### Exercise details:
Below are the records; give the number of their lines that contain the word "JSON" and nothing more.

### Records provided:
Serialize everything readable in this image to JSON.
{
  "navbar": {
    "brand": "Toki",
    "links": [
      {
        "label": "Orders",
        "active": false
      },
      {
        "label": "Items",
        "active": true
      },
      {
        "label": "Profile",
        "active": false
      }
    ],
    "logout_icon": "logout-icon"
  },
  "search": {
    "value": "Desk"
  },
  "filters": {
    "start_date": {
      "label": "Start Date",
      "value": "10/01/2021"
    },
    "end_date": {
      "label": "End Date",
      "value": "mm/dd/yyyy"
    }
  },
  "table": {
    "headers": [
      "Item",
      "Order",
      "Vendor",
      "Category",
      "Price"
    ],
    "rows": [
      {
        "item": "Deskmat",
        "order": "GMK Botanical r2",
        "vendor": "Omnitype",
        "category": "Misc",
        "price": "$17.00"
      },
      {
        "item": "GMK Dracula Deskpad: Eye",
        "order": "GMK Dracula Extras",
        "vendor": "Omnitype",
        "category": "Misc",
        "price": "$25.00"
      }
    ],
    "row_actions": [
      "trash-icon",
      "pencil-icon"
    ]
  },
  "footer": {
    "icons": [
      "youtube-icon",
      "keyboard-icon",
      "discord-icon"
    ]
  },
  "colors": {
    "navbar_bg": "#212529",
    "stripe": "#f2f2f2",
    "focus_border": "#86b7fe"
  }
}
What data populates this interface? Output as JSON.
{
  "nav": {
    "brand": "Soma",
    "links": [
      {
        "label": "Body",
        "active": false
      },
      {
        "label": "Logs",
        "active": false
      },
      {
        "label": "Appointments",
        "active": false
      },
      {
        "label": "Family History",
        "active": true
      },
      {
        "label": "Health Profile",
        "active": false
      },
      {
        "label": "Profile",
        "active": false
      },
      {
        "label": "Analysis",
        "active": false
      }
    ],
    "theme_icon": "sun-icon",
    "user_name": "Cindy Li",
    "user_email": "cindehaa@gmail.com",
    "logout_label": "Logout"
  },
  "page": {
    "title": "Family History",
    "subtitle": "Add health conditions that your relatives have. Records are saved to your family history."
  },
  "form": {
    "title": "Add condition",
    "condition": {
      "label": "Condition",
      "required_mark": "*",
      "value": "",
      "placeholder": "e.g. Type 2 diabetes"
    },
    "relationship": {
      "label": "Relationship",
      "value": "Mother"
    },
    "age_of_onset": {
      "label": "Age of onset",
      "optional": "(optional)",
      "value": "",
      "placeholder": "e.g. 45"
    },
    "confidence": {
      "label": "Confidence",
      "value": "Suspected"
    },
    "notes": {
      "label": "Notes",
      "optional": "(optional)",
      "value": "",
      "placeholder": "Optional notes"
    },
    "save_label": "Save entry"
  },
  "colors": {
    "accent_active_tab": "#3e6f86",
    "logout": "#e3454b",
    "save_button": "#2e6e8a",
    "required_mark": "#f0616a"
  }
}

### Written answer:
2